Goal of the exercise:
Extract exactly and only the lines of the data below, starting at the line with "Parse this screenshot: output" and stopping after the final line.

[Start of section]

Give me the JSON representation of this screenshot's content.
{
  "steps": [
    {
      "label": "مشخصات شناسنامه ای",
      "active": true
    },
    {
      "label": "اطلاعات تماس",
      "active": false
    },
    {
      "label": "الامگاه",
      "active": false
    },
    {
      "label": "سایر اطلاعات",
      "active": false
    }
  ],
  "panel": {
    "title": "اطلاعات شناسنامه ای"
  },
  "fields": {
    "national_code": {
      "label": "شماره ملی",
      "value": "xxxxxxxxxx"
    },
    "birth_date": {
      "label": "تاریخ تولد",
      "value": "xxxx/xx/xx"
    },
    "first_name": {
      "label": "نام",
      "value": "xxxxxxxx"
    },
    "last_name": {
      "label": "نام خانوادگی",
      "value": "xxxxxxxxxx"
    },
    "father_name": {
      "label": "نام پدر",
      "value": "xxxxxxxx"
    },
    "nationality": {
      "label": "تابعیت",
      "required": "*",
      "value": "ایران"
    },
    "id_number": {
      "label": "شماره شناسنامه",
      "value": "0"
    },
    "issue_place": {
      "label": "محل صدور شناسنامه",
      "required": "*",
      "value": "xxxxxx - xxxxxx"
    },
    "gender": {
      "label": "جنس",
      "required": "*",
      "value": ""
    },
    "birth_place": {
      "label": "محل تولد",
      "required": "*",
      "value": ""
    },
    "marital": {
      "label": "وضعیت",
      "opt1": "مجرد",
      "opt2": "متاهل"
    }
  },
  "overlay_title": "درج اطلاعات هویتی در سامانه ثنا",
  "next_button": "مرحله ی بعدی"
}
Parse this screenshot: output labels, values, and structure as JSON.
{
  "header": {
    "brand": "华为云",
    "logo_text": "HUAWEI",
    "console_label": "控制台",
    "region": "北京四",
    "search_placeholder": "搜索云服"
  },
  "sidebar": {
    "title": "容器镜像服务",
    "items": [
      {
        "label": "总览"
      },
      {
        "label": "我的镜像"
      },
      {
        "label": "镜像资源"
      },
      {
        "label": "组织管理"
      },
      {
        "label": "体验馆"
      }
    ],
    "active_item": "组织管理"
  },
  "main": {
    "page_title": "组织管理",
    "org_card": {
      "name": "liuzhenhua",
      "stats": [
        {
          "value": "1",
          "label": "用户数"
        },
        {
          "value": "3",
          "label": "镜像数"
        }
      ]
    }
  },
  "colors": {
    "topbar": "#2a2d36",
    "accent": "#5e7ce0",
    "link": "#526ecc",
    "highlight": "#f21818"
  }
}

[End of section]

Task response:
Parse this screenshot: output labels, values, and structure as JSON.
{
  "header": {
    "brand": "华为云",
    "logo_text": "HUAWEI",
    "console_label": "控制台",
    "region": "北京四",
    "search_placeholder": "搜索云服"
  },
  "sidebar": {
    "title": "容器镜像服务",
    "items": [
      {
        "label": "总览"
      },
      {
        "label": "我的镜像"
      },
      {
        "label": "镜像资源"
      },
      {
        "label": "组织管理"
      },
      {
        "label": "体验馆"
      }
    ],
    "active_item": "组织管理"
  },
  "main": {
    "page_title": "组织管理",
    "org_card": {
      "name": "liuzhenhua",
      "stats": [
        {
          "value": "1",
          "label": "用户数"
        },
        {
          "value": "3",
          "label": "镜像数"
        }
      ]
    }
  },
  "colors": {
    "topbar": "#2a2d36",
    "accent": "#5e7ce0",
    "link": "#526ecc",
    "highlight": "#f21818"
  }
}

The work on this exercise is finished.